  • Protect yourself from mosquito bites. There is no vaccine available for dengue fever.



There is no risk of malaria in this country.


Animals and Illness

Travellers are cautioned to avoid contact with animals, including dogs, monkeys, snakes, rodents, birds, and bats. Certain infections found in the Oceanic Pacific Islands, like rabies, can be shared between humans and animals.


Person-to-Person Infections

Crowded conditions can increase your risk of certain illnesses. Remember to wash your hands often and practice proper cough and sneeze etiquette to avoid colds, the flu and other illnesses.

Sexually transmitted infections (STIs) and HIV are spread through blood and bodily fluids; practise safer sex.


Tuberculosis is an infection caused by bacteria and usually affects the lungs.

For most travellers the risk of tuberculosis is low.

Travellers who may be at high risk while travelling in regions with risk of tuberculosis should discuss pre- and post-travel options with a health care provider.

High-risk travellers include those visiting or working in prisons, refugee camps, homeless shelters, or hospitals, or travellers visiting friends and relatives.

Medical services and facilities

Medical services and facilities

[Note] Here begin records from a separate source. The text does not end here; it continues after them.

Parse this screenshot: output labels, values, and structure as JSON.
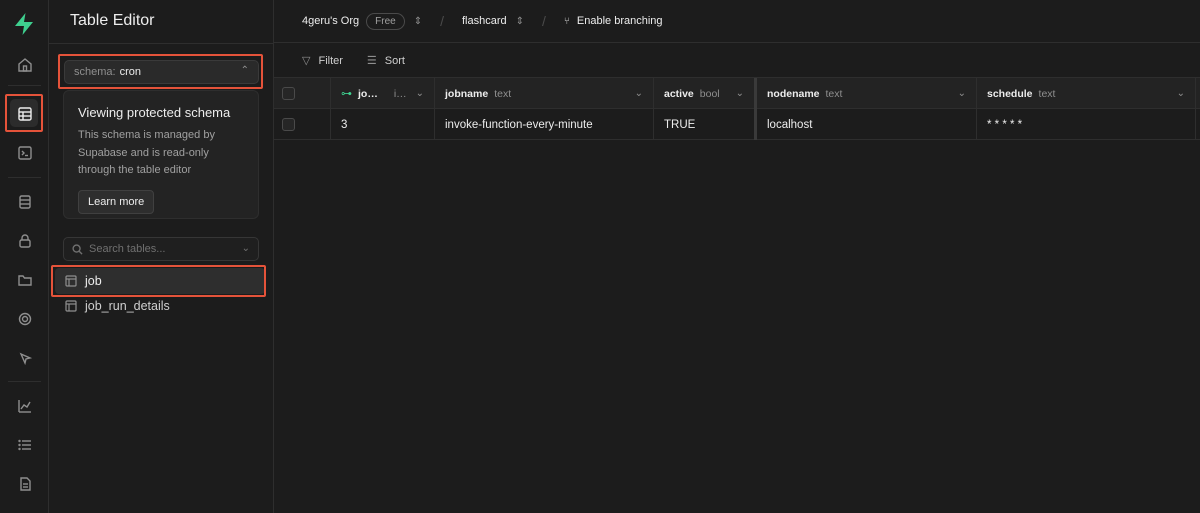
{
  "app": {
    "section_title": "Table Editor"
  },
  "topbar": {
    "org": "4geru's Org",
    "plan_badge": "Free",
    "project": "flashcard",
    "branching": "Enable branching"
  },
  "schema_selector": {
    "label": "schema:",
    "value": "cron"
  },
  "notice": {
    "title": "Viewing protected schema",
    "text": "This schema is managed by Supabase and is read-only through the table editor",
    "button": "Learn more"
  },
  "search": {
    "placeholder": "Search tables..."
  },
  "tables": [
    {
      "name": "job",
      "selected": true
    },
    {
      "name": "job_run_details",
      "selected": false
    }
  ],
  "toolbar": {
    "filter": "Filter",
    "sort": "Sort"
  },
  "grid": {
    "columns": [
      {
        "name": "jo…",
        "type": "i…"
      },
      {
        "name": "jobname",
        "type": "text"
      },
      {
        "name": "active",
        "type": "bool"
      },
      {
        "name": "nodename",
        "type": "text"
      },
      {
        "name": "schedule",
        "type": "text"
      }
    ],
    "rows": [
      {
        "jobid": "3",
        "jobname": "invoke-function-every-minute",
        "active": "TRUE",
        "nodename": "localhost",
        "schedule": "* * * * *"
      }
    ]
  },
  "colors": {
    "accent": "#3ecf8e",
    "highlight": "#e5533a",
    "background": "#1c1c1c"
  }
}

Medical facilities are adequate for routine services. All public medical services are provided from the local hospital. There are few medical clinics. Services are limited and should be used only in an emergency. Specialist services are extremely limited. In the event of a major accident or illness, medical evacuation is often necessary. Medical transport is very expensive and payment up front is often required. Decompression chambers are available in Yap and Chuuk.

Keep in Mind...

The decision to travel is the sole responsibility of the traveller. The traveller is also responsible for his or her own personal safety.

Be prepared. Do not expect medical services to be the same as in Canada. Pack a travel health kit, especially if you will be travelling away from major city centres.

You are subject to local laws. Consult our Arrest and Detention page for more information.


Penalties for possession, use or trafficking of illegal drugs are strict.

Homosexual activity is illegal.

An International Driving Permit is recommended.


The currency is the U.S. dollar (USD). Major credit cards are accepted at most hotels and tourist facilities. There are few automated banking machines. U.S. dollar traveller’s cheques can be exchanged at branches of the Bank of the Federated States of Micronesia.


The rainy (or monsoon) and typhoon seasons in the South Pacific are from November to April. Severe rainstorms can cause flooding and landslides, resulting in significant loss of life and extensive damage to infrastructure, and hampering the provision of essential services. Disruptions to air services and to water and power supplies may also occur. Keep informed of regional weather forecasts, avoid disaster areas and follow the advice of local authorities.

During a typhoon or monsoon, hotel guests may be required to leave accommodations near the shore and move to safety centres inland. Travel to and from outer islands may be disrupted for some days.

Consult our Typhoons and monsoons page for more information.